Yeah, I definitely don't think the article got everything right, but I do think it's a nice jumping-off point for discussion, because of the questions it raises and the connections it makes. In particular, I'm interested in the relationship between genre and bingeability. I've binge-watched sitcoms before, but it's a very different than binge-watching a thriller. With the former I'm looking to have a fun time and just sort of chill with it, whereas with thrillers there's that intense sense of NEEDING to watch the next episode.
@mathans: There are a number of reasons why someone might binge through a show, and it's not always due to an emotional response. But I think, if you're binging a show in order to talk about it w/ friends (or to write a column about it), the show has still done something interesting -- something worth examining. You know, there's something about the show that makes people want to talk about it. Something about the show that lets it reach that pop cultural boiling point that we saw Game of Thrones achieve.
@LEErickson: I think you're right about the trickiness of linking binge-ability and setting. To a certain extent, I think one of the appeals of binging is immersion in the world. But getting to that point of immersion usually happens because of the plot mechanics a work of fiction uses. Talking about sitcoms vs thrillers makes sense. Sure, not all thrillers are the same and not all sitcoms are the same. But their emotional goals and tropes are similar enough to merit comparison.
You can have a sci-fi thriller or a sci-fi comedy. You can have something densely philosophical or dumb-as-hell. So the genres that don't seek to evoke particular emotional reactions aren't as useful for examination.

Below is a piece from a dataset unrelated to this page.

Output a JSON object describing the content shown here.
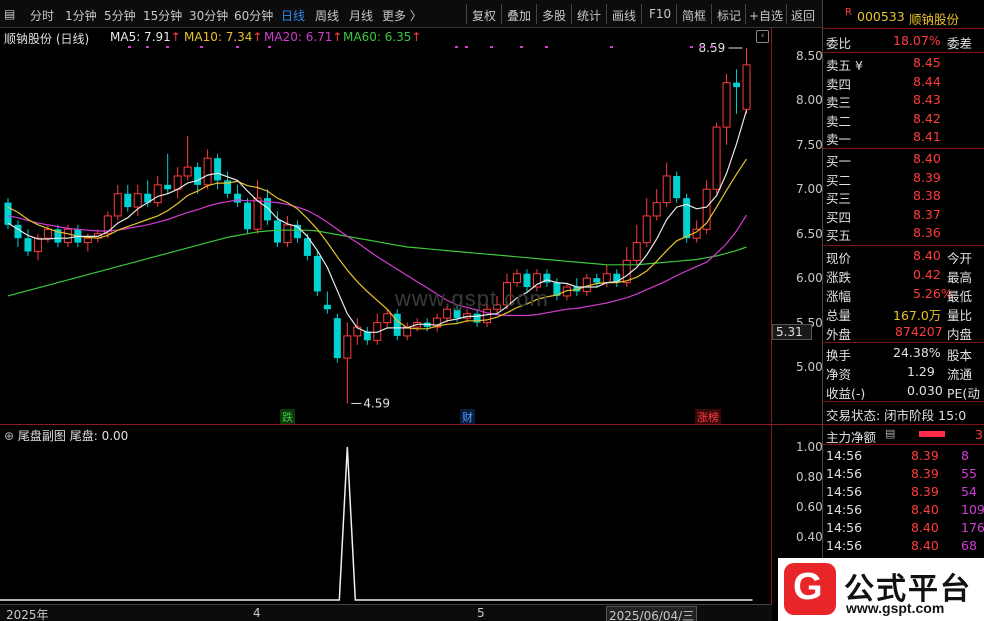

Take Daredevil, for instance. I imagine the bingeability of Supergirl, Daredevil, and The Arrow are all pretty different. And yet the article's infographic -- The Netflix Binge Scale -- acts as if Daredevil represents all superhero dramas. It doesn't, really.
I'm much more interested in the emotional triggers that lead someone to binge or not-binge. As well, I'm curious how world building impacts bingeability.